*MATERIAL PROVIDED*:
+-------+
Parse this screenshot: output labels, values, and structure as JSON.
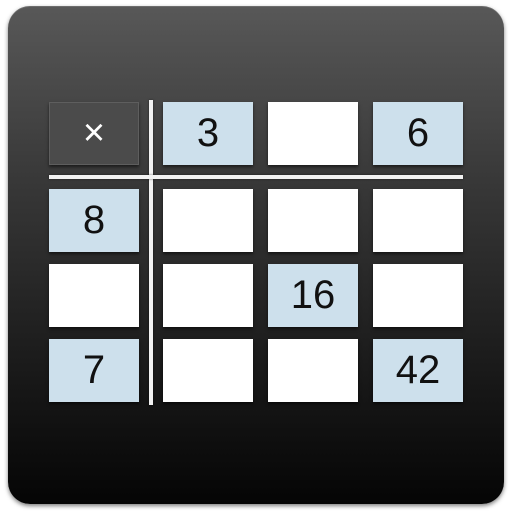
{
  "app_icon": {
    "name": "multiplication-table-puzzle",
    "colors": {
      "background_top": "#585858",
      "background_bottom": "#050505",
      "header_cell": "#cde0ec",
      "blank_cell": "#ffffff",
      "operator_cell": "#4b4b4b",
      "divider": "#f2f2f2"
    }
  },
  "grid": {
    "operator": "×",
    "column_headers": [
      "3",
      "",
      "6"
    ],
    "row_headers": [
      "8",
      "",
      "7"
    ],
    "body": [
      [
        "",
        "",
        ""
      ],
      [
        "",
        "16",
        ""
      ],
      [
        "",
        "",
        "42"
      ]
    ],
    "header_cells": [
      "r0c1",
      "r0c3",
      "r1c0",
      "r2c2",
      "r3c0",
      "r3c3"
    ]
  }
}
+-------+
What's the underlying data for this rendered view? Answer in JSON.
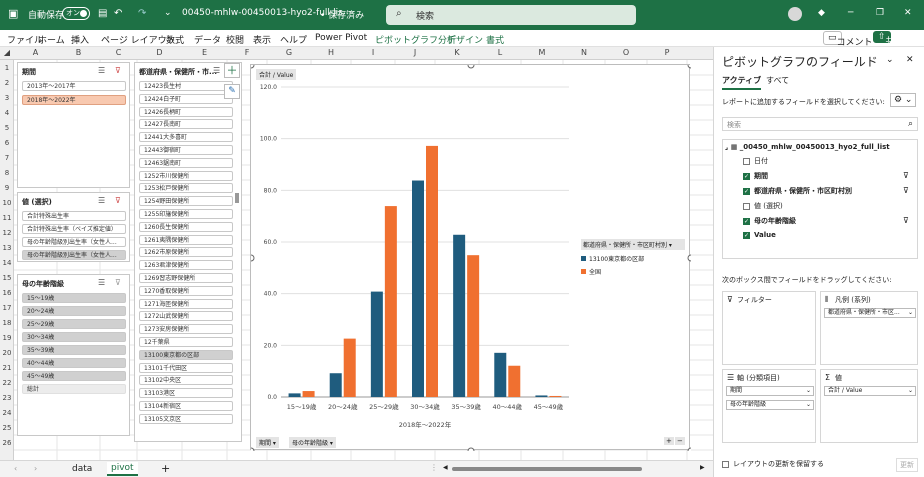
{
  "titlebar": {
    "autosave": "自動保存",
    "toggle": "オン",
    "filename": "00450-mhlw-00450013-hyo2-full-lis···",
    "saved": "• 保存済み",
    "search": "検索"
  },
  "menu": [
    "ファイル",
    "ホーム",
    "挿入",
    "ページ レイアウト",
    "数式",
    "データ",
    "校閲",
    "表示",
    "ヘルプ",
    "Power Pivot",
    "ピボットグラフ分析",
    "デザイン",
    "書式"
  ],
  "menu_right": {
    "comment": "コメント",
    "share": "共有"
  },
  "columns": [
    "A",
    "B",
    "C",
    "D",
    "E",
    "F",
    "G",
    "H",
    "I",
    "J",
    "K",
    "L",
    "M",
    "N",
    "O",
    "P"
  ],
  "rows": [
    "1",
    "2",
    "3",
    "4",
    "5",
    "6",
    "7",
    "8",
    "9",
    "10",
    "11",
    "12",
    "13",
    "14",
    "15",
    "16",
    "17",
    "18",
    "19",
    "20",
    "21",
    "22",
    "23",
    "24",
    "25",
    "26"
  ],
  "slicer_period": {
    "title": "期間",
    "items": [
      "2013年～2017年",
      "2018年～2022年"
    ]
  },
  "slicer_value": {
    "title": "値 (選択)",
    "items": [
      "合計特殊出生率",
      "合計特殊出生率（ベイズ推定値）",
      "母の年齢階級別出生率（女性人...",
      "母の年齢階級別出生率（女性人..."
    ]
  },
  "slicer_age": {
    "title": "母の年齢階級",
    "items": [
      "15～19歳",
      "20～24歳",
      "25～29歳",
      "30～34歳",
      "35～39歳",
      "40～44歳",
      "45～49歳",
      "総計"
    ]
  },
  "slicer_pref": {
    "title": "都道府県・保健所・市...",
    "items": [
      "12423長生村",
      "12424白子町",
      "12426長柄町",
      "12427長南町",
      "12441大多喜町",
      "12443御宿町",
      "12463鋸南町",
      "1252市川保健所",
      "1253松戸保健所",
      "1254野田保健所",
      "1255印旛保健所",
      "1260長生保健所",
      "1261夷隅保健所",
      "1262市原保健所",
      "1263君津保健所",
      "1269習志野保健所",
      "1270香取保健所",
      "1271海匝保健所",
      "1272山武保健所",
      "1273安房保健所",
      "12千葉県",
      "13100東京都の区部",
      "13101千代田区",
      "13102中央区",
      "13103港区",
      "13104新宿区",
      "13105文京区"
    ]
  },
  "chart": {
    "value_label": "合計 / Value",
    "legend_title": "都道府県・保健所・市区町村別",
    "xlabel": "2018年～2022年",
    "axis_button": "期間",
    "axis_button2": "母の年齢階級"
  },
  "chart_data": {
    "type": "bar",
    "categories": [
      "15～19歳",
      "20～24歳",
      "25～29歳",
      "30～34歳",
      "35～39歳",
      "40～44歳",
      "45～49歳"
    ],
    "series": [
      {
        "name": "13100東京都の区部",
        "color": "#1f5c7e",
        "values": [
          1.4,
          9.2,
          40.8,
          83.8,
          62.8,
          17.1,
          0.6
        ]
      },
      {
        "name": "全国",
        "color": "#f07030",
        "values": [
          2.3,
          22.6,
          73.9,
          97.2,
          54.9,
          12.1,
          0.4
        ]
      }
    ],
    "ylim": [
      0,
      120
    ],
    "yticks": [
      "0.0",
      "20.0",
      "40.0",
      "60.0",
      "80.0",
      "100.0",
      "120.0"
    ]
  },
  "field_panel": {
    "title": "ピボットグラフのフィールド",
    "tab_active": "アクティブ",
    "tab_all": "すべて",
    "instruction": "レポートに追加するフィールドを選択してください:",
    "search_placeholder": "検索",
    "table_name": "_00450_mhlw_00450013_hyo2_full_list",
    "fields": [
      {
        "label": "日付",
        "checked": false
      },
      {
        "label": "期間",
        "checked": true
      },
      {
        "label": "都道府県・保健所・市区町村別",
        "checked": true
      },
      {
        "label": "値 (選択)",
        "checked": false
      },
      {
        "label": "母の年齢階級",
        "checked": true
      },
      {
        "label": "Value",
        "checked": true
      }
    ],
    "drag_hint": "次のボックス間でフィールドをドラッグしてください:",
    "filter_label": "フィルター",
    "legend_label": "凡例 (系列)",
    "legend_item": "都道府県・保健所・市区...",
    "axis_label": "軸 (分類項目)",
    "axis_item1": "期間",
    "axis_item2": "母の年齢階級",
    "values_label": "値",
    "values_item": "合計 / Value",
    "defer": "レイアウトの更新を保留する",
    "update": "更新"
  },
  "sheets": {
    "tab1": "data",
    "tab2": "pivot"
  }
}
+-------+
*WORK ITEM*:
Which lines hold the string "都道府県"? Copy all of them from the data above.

*YOUR RESPONSE*:
    "title": "都道府県・保健所・市...",
    "legend_title": "都道府県・保健所・市区町村別",
        "label": "都道府県・保健所・市区町村別",
    "legend_item": "都道府県・保健所・市区...",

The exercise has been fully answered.